On Wednesday, we celebrated National Fitness Day with a team HIT session. Yesterday, the aches and pains, groans and moans, proved those who took part should get 100% for effort.

National Fitness Day was founded by énergie Fitness in 2011 to dedicate a whole day to the importance of physical activity, before being gifted to ukactive in 2014 to expand. Last year a record-breaking 22.7 million Brits took part. The campaign aims to highlight the role keeping fit plays across the UK, helping raise awareness of its importance in assisting us to lead healthier lifestyles through the ‘miracle pill’ of movement.

As we’ve been working on a pulmonary rehabilitation campaign for Greater Manchester Integrated Care over the last few months and have recently prepared a proposal around active lives, we’re definitely sold on the benefits of keeping mobile and with good reason.

In the most recent United Nations Human Development Index report, a record number of crises – unsurprisingly, Covid-19 being chief among them – has set global progress back five years, with life expectancy sliding backwards for two straight years after having risen year on year for decades. Whilst this report paints a grim picture, the fact that it doesn’t factor in the added impact of the Ukraine war this year, on food and energy stability, is concerning.

Significantly for the UK, according to the recent report Healthy Equity in England: the Marmot Review 10 years On, life expectancy in England has stalled since 2010. This can’t be linked to severe winters, as more than 80% of the slowdown results from influences other than winter-associated mortality. What’s clear, is that the more deprived the area – particularly some northern regions – the more significant the decrease. This is even the case for people under 50, with social and economic conditions undermining health for people aged between 45-49. So healthy life expectancy is even steeper than that of life expectancy, with more people spending more of their shorter lives in ill-health.

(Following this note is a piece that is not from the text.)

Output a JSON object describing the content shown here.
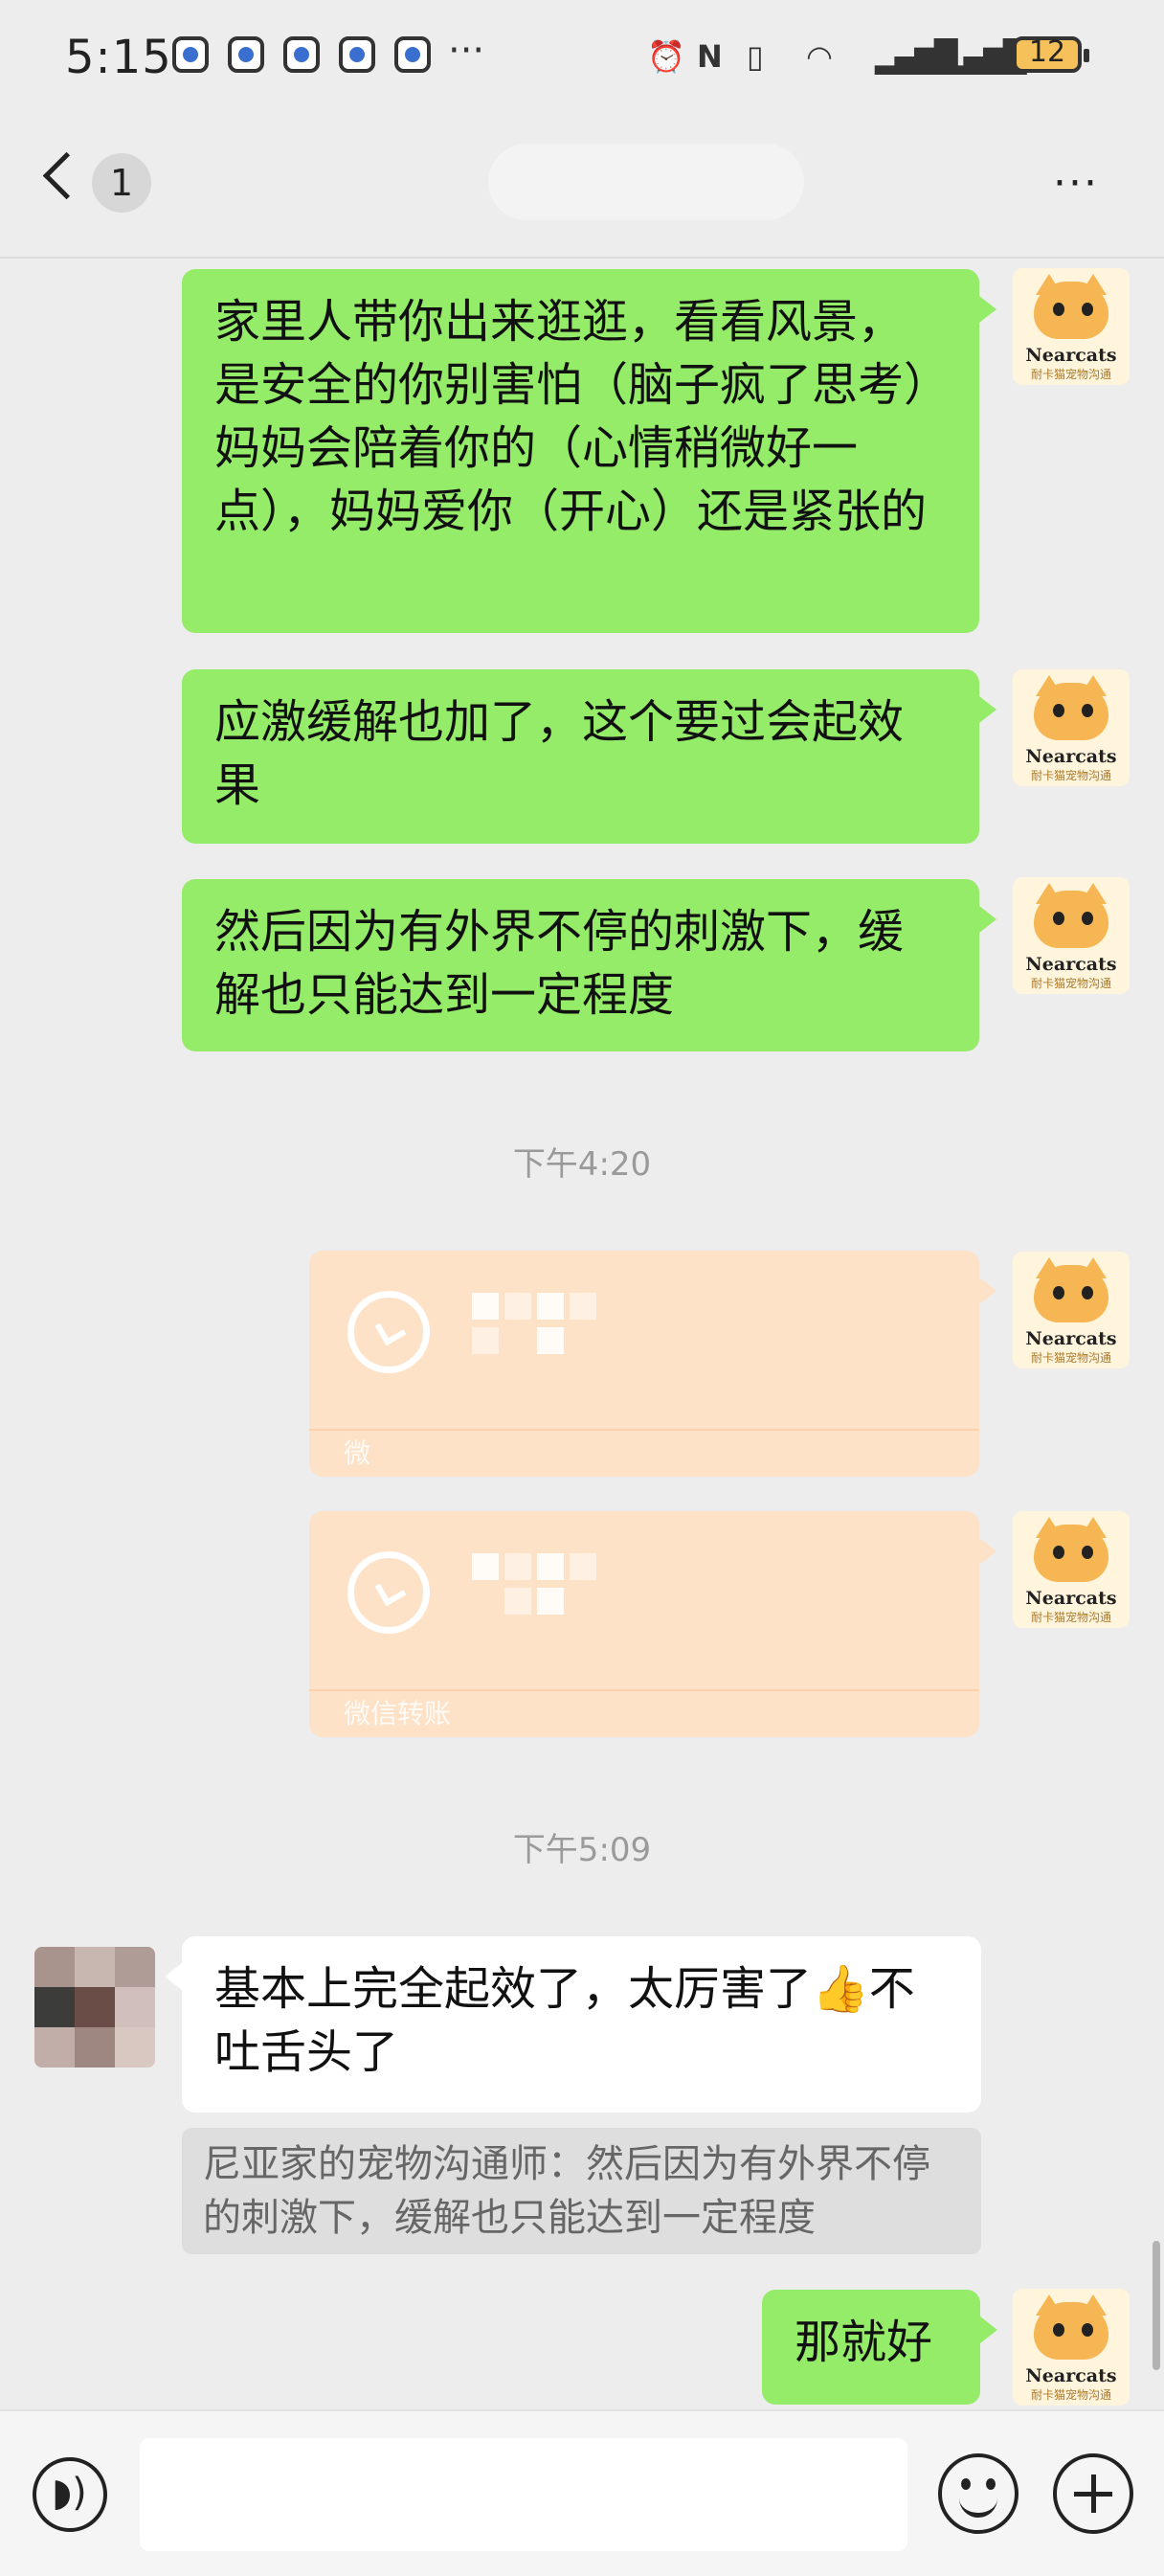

Currently, obesity-related illness costs the NHS £6 billion per year and with Covid disproportionately affecting overweight people, the significance of this can’t be ignored. Looking for innovative ways to create change, the Department of Health and Social Care, launched a pilot health incentive scheme early in 2022 based around wearables and an incentive driven App. Users collect points for healthy behaviour changes unlocking rewards such as gym passes, clothes or food vouchers and discounts for shops, cinema or theme park tickets. The scheme closely mirrors Singapore’s successful National Steps ChallengeTM, the world’s first population level, fitness tracker-based, physical activity initiative that encourages people to move more by rewarding them.

In 2021, Sports England launched its 10-year ‘Uniting the Movement’ strategy, to transform lives and communities through sport and physical activity.  They recognise that there’s no quick fix to bringing equality and inclusivity to sport and activity, but they are committed to trying, championing a collective purpose that can help people live happier, healthier and more fulfilled lives. By providing local area insights, segmentation tools and demographic research, they are paving the way for more targeted and useful interventions, as they build up partnerships and fund initiatives.

Closer to home, in Manchester, Andy Burnham’s post-pandemic mission of delivering ‘Good Lives for All’ acknowledges that moving is key to keeping us physically and mentally healthy. Whilst promoting active lives at the heart of how we build back better, this will also be linked to a radically improved transport system across the borough, with the aim of getting the 2.8 million people of Greater Manchester moving more. In partnership with Greater Manchester Moving, a goal had been set to get 75% of local people active or fairly active by 2025 and by 2018/19, exceptional inroads had been achieved with 73.8% of the GM population hitting the target. And then Covid-19 impacted, setting the region back significantly, with inactivity rising to just under 44% in lower socio-economic groups and 32% in women. However, assisted by a variety of partners, the region is fighting back, taking on the challenge to still deliver its ambition of ensuring movement, sport and physical care are integrated into everyday lives to improve health.

Here at C21, we’re doing our bit to support this ambition. With busy working lives it’s often hard to find the time to fit in the gym, a walk or a class. So, we’ll now be introducing weekly keep fit sessions, alternating between HIT and yoga, as well as promoting walking meetings, to ensure we’re doing our bit to keep moving and stay healthy. Creating any sort of behavioural or culture change takes time but starting small can lead to big improvements, and we believe everyone deserves the opportunity to live their best life.